Exercise requirements
Repeat the listing below in full and exactly, but without its pictures.

Input for this task
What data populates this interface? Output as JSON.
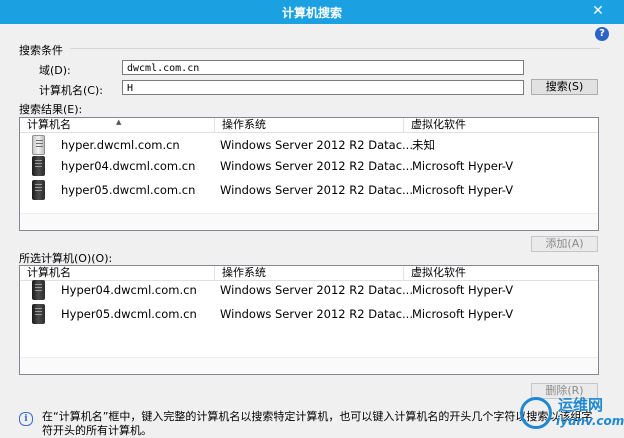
{
  "window": {
    "title": "计算机搜索",
    "close_glyph": "✕",
    "help_glyph": "?"
  },
  "search_criteria": {
    "section_label": "搜索条件",
    "domain_label": "域(D):",
    "domain_value": "dwcml.com.cn",
    "computer_name_label": "计算机名(C):",
    "computer_name_value": "H",
    "search_button": "搜索(S)"
  },
  "results": {
    "section_label": "搜索结果(E):",
    "columns": [
      "计算机名",
      "操作系统",
      "虚拟化软件"
    ],
    "rows": [
      {
        "name": "hyper.dwcml.com.cn",
        "os": "Windows Server 2012 R2 Datac...",
        "virt": "未知",
        "icon": "server-light-icon"
      },
      {
        "name": "hyper04.dwcml.com.cn",
        "os": "Windows Server 2012 R2 Datac...",
        "virt": "Microsoft Hyper-V",
        "icon": "server-icon"
      },
      {
        "name": "hyper05.dwcml.com.cn",
        "os": "Windows Server 2012 R2 Datac...",
        "virt": "Microsoft Hyper-V",
        "icon": "server-icon"
      }
    ],
    "add_button": "添加(A)"
  },
  "selected": {
    "section_label": "所选计算机(O)(O):",
    "columns": [
      "计算机名",
      "操作系统",
      "虚拟化软件"
    ],
    "rows": [
      {
        "name": "Hyper04.dwcml.com.cn",
        "os": "Windows Server 2012 R2 Datac...",
        "virt": "Microsoft Hyper-V",
        "icon": "server-icon"
      },
      {
        "name": "Hyper05.dwcml.com.cn",
        "os": "Windows Server 2012 R2 Datac...",
        "virt": "Microsoft Hyper-V",
        "icon": "server-icon"
      }
    ],
    "remove_button": "删除(R)"
  },
  "info": {
    "text": "在“计算机名”框中，键入完整的计算机名以搜索特定计算机，也可以键入计算机名的开头几个字符以搜索以该组字符开头的所有计算机。"
  },
  "watermark": {
    "brand": "运维网",
    "site": "iyunv.com"
  },
  "colors": {
    "titlebar": "#1ba1e2",
    "accent": "#1e88d0"
  }
}
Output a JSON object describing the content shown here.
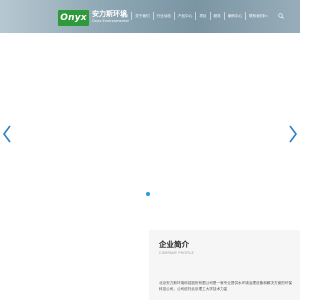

Result for this exercise
What data populates this interface? Output as JSON.
{
  "window": {
    "title": "计算机搜索",
    "close_glyph": "✕",
    "help_glyph": "?"
  },
  "search_criteria": {
    "section_label": "搜索条件",
    "domain_label": "域(D):",
    "domain_value": "dwcml.com.cn",
    "computer_name_label": "计算机名(C):",
    "computer_name_value": "H",
    "search_button": "搜索(S)"
  },
  "results": {
    "section_label": "搜索结果(E):",
    "columns": [
      "计算机名",
      "操作系统",
      "虚拟化软件"
    ],
    "rows": [
      {
        "name": "hyper.dwcml.com.cn",
        "os": "Windows Server 2012 R2 Datac...",
        "virt": "未知",
        "icon": "server-light-icon"
      },
      {
        "name": "hyper04.dwcml.com.cn",
        "os": "Windows Server 2012 R2 Datac...",
        "virt": "Microsoft Hyper-V",
        "icon": "server-icon"
      },
      {
        "name": "hyper05.dwcml.com.cn",
        "os": "Windows Server 2012 R2 Datac...",
        "virt": "Microsoft Hyper-V",
        "icon": "server-icon"
      }
    ],
    "add_button": "添加(A)"
  },
  "selected": {
    "section_label": "所选计算机(O)(O):",
    "columns": [
      "计算机名",
      "操作系统",
      "虚拟化软件"
    ],
    "rows": [
      {
        "name": "Hyper04.dwcml.com.cn",
        "os": "Windows Server 2012 R2 Datac...",
        "virt": "Microsoft Hyper-V",
        "icon": "server-icon"
      },
      {
        "name": "Hyper05.dwcml.com.cn",
        "os": "Windows Server 2012 R2 Datac...",
        "virt": "Microsoft Hyper-V",
        "icon": "server-icon"
      }
    ],
    "remove_button": "删除(R)"
  },
  "info": {
    "text": "在“计算机名”框中，键入完整的计算机名以搜索特定计算机，也可以键入计算机名的开头几个字符以搜索以该组字符开头的所有计算机。"
  },
  "watermark": {
    "brand": "运维网",
    "site": "iyunv.com"
  },
  "colors": {
    "titlebar": "#1ba1e2",
    "accent": "#1e88d0"
  }
}
Output a JSON object describing the content shown here.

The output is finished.